I raced back to the front door and tried to slam it shut but couldn’t. Something blocked the frame. A slimy, luminous white blob spilled through the gap. I didn’t dare directly look at it. Not again.
The door creaked open as the blob expanded, filling the space between the door and frame. With my eyes facing forward the entire time, I raced down the hall.
From the sitting room, there came a loud thud.
I opened the door. My husband was on the floor, a puddle of drool leaking from the corner of his mouth onto the rug.
The room lit up as the writhing sound followed me. I bit my bottom lip, clenched my fists. I saw the glow of The Boneless reflected in the picture’s frames mounted above the fireplace. The stench was so strong it made me dry heave. There was no escape. Soon it would be all over. I had a lifetime of being a vegetable to look forward to. Maybe they’d put my husband and me in the same hospital bed, thinking that’s what we’d want.
I had a sudden idea. I rushed forward, towards the cellar. My husband stirred. The last thing I saw before exiting the room was him shaking his head.
He screamed, but not for long. His voice quieted, then became a terrible gurgle. I resisted the urge to look back.
I made my way down the steps into the cellar where I grabbed the key mounted beside the doors.
My hands trembled so violently it took three attempts to get the key in the padlock.
The writhing sound grew louder and louder until it was with me in the room. I unlocked the padlock, then unwrapped the chain from the handles. For a moment, I felt something warm and pulsating touch the back of my ankles. My whole body shivered.
At the last possible second, I pushed open the double doors and climbed onto the street. Then I got up and ran. I ran halfway across the island, towards my mom’s house, where I unlocked the front door and pulled it open.
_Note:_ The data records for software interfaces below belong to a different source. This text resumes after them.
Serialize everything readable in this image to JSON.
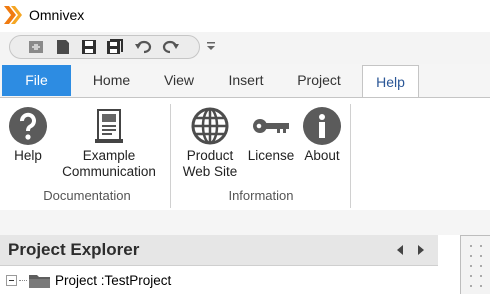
{
  "app": {
    "title": "Omnivex"
  },
  "quick_access": {
    "buttons": [
      "new-icon",
      "open-icon",
      "save-icon",
      "save-all-icon",
      "undo-icon",
      "redo-icon",
      "customize-icon"
    ]
  },
  "ribbon": {
    "tabs": [
      "File",
      "Home",
      "View",
      "Insert",
      "Project",
      "Help"
    ],
    "active_tab": "Help",
    "groups": [
      {
        "label": "Documentation",
        "buttons": [
          {
            "label": "Help",
            "icon": "question-icon"
          },
          {
            "label": "Example\nCommunication",
            "icon": "document-icon"
          }
        ]
      },
      {
        "label": "Information",
        "buttons": [
          {
            "label": "Product\nWeb Site",
            "icon": "globe-icon"
          },
          {
            "label": "License",
            "icon": "key-icon"
          },
          {
            "label": "About",
            "icon": "info-icon"
          }
        ]
      }
    ]
  },
  "explorer": {
    "title": "Project Explorer",
    "tree": [
      {
        "label": "Project :TestProject",
        "expanded": true
      }
    ]
  },
  "colors": {
    "file_tab": "#2d8ce2",
    "accent": "#f07b10"
  }
}
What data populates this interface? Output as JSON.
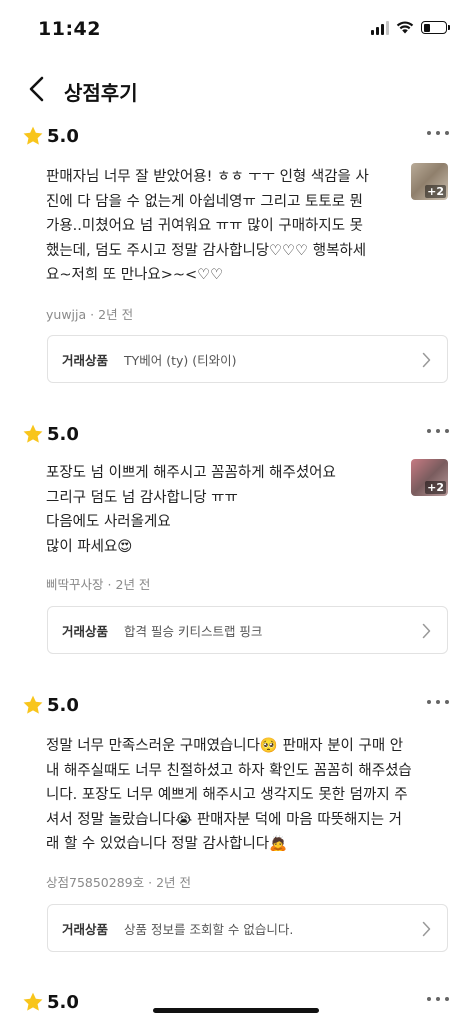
{
  "status_bar": {
    "time": "11:42",
    "battery_level": 0.3
  },
  "header": {
    "title": "상점후기",
    "back_icon": "chevron-left-icon"
  },
  "reviews": [
    {
      "rating": "5.0",
      "text": "판매자님 너무 잘 받았어용! ㅎㅎ ㅜㅜ 인형 색감을 사\n진에 다 담을 수 없는게 아쉽네영ㅠ 그리고 토토로 뭔\n가용..미쳤어요 넘 귀여워요 ㅠㅠ 많이 구매하지도 못\n했는데, 덤도 주시고 정말 감사합니당♡♡♡ 행복하세\n요~저희 또 만나요>~<♡♡",
      "photo_extra": "+2",
      "author": "yuwjja",
      "time_ago": "2년 전",
      "product_label": "거래상품",
      "product_name": "TY베어 (ty) (티와이)"
    },
    {
      "rating": "5.0",
      "text": "포장도 넘 이쁘게 해주시고 꼼꼼하게 해주셨어요\n그리구 덤도 넘 감사합니당 ㅠㅠ\n다음에도 사러올게요\n많이 파세요😍",
      "photo_extra": "+2",
      "author": "삐딱꾸사장",
      "time_ago": "2년 전",
      "product_label": "거래상품",
      "product_name": "합격 필승 키티스트랩 핑크"
    },
    {
      "rating": "5.0",
      "text": "정말 너무 만족스러운 구매였습니다🥺 판매자 분이 구매 안\n내 해주실때도 너무 친절하셨고 하자 확인도 꼼꼼히 해주셨습\n니다. 포장도 너무 예쁘게 해주시고 생각지도 못한 덤까지 주\n셔서 정말 놀랐습니다😭 판매자분 덕에 마음 따뜻해지는 거\n래 할 수 있었습니다 정말 감사합니다🙇",
      "author": "상점75850289호",
      "time_ago": "2년 전",
      "product_label": "거래상품",
      "product_name": "상품 정보를 조회할 수 없습니다."
    },
    {
      "rating": "5.0"
    }
  ],
  "colors": {
    "star": "#F8C51C",
    "meta_text": "#8A8A8A",
    "border": "#E2E2E2"
  }
}
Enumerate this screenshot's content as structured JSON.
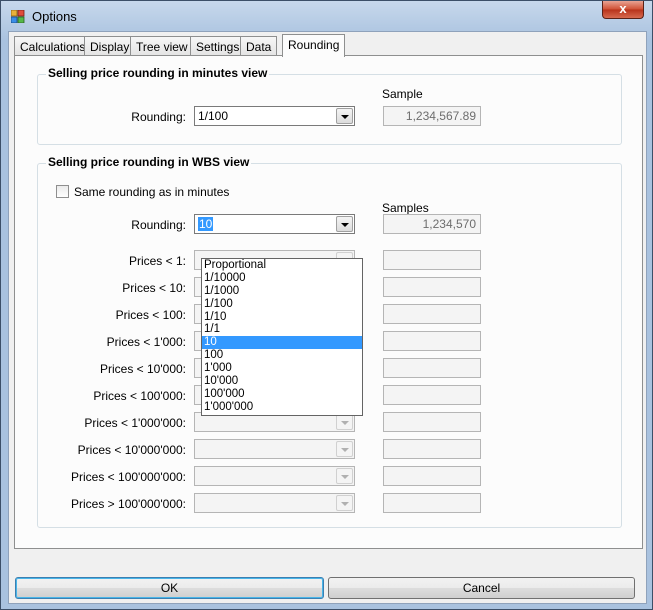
{
  "window": {
    "title": "Options",
    "close_symbol": "x"
  },
  "tabs": [
    {
      "label": "Calculations"
    },
    {
      "label": "Display"
    },
    {
      "label": "Tree view"
    },
    {
      "label": "Settings"
    },
    {
      "label": "Data"
    },
    {
      "label": "Rounding",
      "active": true
    }
  ],
  "minutes_group": {
    "title": "Selling price rounding in minutes view",
    "rounding_label": "Rounding:",
    "rounding_value": "1/100",
    "sample_header": "Sample",
    "sample_value": "1,234,567.89"
  },
  "wbs_group": {
    "title": "Selling price rounding in WBS view",
    "same_rounding_label": "Same rounding as in minutes",
    "same_rounding_checked": false,
    "rounding_label": "Rounding:",
    "rounding_value": "10",
    "samples_header": "Samples",
    "samples_value": "1,234,570",
    "price_rows": [
      {
        "label": "Prices < 1:"
      },
      {
        "label": "Prices < 10:"
      },
      {
        "label": "Prices < 100:"
      },
      {
        "label": "Prices < 1'000:"
      },
      {
        "label": "Prices < 10'000:"
      },
      {
        "label": "Prices < 100'000:"
      },
      {
        "label": "Prices < 1'000'000:"
      },
      {
        "label": "Prices < 10'000'000:"
      },
      {
        "label": "Prices < 100'000'000:"
      },
      {
        "label": "Prices > 100'000'000:"
      }
    ]
  },
  "dropdown": {
    "options": [
      "Proportional",
      "1/10000",
      "1/1000",
      "1/100",
      "1/10",
      "1/1",
      "10",
      "100",
      "1'000",
      "10'000",
      "100'000",
      "1'000'000"
    ],
    "selected": "10"
  },
  "buttons": {
    "ok": "OK",
    "cancel": "Cancel"
  },
  "colors": {
    "selection": "#3399ff",
    "title_bar": "#a9c2df",
    "close_button": "#c74a33"
  }
}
I locked it behind me, pressed my back against the wall, and burst into tears. It was over. I was safe.
A light came on at the top of the stairs. I wiped away my tears and climbed to my feet. My mom appeared, still wearing her nightgown, and asked what happened.
I said I was worried about her and came to check that she was OK. We embraced.
She asked about my husband. I told her he was safe and sound back home. That I’d cooked him his favorite meal and then came over to check on her.
She insisted she’d make up the guest room and tried to lead the way. I kept telling her I would do it myself until finally, she relented.
I helped her back into bed, then gave her a kiss on the forehead. “I love you, Mom.”
She rubbed my cheek. “I love you too.”
In the kitchen, I helped myself to a bottle of wine and broke down in tears. Again. I kept thinking about what I’d seen. And heard. The awful sounds my husband made played in my mind again and again. I kept thinking about what I could have done differently. About whether there was another way. A simpler one. One that didn’t involve anyone getting hurt. I felt a growing knot of guilt in the pit of my stomach.
But it’s too late to change anything now. Now, all I can do is wait. There’s no way I could sleep. Not even if I wanted to.
At sunrise, The Boneless will depart. Then I’ll make my way down to the docks and sail my husband’s boat to the mainland. I’m finally ready to leave this damn place and never look back. By the time anyone realizes what’s happened, I’ll be long gone, and starting my new life.
I can hardly wait.
🎧 Available Audio Adaptations: None Available